→ **Exercise**
Write the data below out again, unchanged.

Dataset rows describing interfaces
☆ ☆ ☆ ☆ ☆
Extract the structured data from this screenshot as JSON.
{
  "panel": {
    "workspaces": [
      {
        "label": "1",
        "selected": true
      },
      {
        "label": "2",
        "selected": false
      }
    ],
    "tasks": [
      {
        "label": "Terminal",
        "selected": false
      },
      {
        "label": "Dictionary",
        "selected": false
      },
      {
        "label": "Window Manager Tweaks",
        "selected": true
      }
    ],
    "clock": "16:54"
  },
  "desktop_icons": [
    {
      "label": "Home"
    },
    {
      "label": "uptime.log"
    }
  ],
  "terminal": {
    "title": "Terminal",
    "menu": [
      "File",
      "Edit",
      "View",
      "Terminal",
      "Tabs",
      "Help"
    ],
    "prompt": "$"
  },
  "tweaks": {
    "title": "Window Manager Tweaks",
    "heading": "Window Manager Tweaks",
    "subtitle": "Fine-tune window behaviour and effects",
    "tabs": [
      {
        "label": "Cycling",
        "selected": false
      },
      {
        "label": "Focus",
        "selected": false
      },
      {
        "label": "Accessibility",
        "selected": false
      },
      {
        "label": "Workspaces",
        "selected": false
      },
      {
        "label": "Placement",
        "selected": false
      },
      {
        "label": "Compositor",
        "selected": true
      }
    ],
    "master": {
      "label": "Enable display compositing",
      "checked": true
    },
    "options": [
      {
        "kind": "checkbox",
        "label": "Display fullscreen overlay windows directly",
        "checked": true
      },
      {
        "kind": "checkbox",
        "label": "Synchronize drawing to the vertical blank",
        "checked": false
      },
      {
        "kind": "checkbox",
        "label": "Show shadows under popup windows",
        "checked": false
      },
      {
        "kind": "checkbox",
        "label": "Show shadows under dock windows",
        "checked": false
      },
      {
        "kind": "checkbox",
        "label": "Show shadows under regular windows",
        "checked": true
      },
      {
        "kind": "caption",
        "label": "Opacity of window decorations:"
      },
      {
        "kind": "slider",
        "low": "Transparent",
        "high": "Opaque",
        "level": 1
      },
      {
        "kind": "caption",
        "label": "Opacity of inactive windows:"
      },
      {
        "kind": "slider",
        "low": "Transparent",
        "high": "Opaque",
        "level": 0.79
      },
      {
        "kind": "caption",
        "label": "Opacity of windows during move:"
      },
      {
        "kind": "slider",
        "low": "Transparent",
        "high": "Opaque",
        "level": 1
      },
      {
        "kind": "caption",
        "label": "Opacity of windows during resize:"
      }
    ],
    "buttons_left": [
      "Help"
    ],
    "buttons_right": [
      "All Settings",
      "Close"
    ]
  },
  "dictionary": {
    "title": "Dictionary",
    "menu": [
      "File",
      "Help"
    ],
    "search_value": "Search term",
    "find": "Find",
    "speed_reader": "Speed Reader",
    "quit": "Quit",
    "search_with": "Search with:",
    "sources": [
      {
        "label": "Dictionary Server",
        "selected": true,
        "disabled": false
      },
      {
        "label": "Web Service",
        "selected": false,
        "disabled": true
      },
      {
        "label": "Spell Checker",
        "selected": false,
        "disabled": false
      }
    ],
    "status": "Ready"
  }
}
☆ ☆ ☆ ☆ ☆
→ **Solution to the exercise**
Extract the structured data from this screenshot as JSON.
{
  "panel": {
    "workspaces": [
      {
        "label": "1",
        "selected": true
      },
      {
        "label": "2",
        "selected": false
      }
    ],
    "tasks": [
      {
        "label": "Terminal",
        "selected": false
      },
      {
        "label": "Dictionary",
        "selected": false
      },
      {
        "label": "Window Manager Tweaks",
        "selected": true
      }
    ],
    "clock": "16:54"
  },
  "desktop_icons": [
    {
      "label": "Home"
    },
    {
      "label": "uptime.log"
    }
  ],
  "terminal": {
    "title": "Terminal",
    "menu": [
      "File",
      "Edit",
      "View",
      "Terminal",
      "Tabs",
      "Help"
    ],
    "prompt": "$"
  },
  "tweaks": {
    "title": "Window Manager Tweaks",
    "heading": "Window Manager Tweaks",
    "subtitle": "Fine-tune window behaviour and effects",
    "tabs": [
      {
        "label": "Cycling",
        "selected": false
      },
      {
        "label": "Focus",
        "selected": false
      },
      {
        "label": "Accessibility",
        "selected": false
      },
      {
        "label": "Workspaces",
        "selected": false
      },
      {
        "label": "Placement",
        "selected": false
      },
      {
        "label": "Compositor",
        "selected": true
      }
    ],
    "master": {
      "label": "Enable display compositing",
      "checked": true
    },
    "options": [
      {
        "kind": "checkbox",
        "label": "Display fullscreen overlay windows directly",
        "checked": true
      },
      {
        "kind": "checkbox",
        "label": "Synchronize drawing to the vertical blank",
        "checked": false
      },
      {
        "kind": "checkbox",
        "label": "Show shadows under popup windows",
        "checked": false
      },
      {
        "kind": "checkbox",
        "label": "Show shadows under dock windows",
        "checked": false
      },
      {
        "kind": "checkbox",
        "label": "Show shadows under regular windows",
        "checked": true
      },
      {
        "kind": "caption",
        "label": "Opacity of window decorations:"
      },
      {
        "kind": "slider",
        "low": "Transparent",
        "high": "Opaque",
        "level": 1
      },
      {
        "kind": "caption",
        "label": "Opacity of inactive windows:"
      },
      {
        "kind": "slider",
        "low": "Transparent",
        "high": "Opaque",
        "level": 0.79
      },
      {
        "kind": "caption",
        "label": "Opacity of windows during move:"
      },
      {
        "kind": "slider",
        "low": "Transparent",
        "high": "Opaque",
        "level": 1
      },
      {
        "kind": "caption",
        "label": "Opacity of windows during resize:"
      }
    ],
    "buttons_left": [
      "Help"
    ],
    "buttons_right": [
      "All Settings",
      "Close"
    ]
  },
  "dictionary": {
    "title": "Dictionary",
    "menu": [
      "File",
      "Help"
    ],
    "search_value": "Search term",
    "find": "Find",
    "speed_reader": "Speed Reader",
    "quit": "Quit",
    "search_with": "Search with:",
    "sources": [
      {
        "label": "Dictionary Server",
        "selected": true,
        "disabled": false
      },
      {
        "label": "Web Service",
        "selected": false,
        "disabled": true
      },
      {
        "label": "Spell Checker",
        "selected": false,
        "disabled": false
      }
    ],
    "status": "Ready"
  }
}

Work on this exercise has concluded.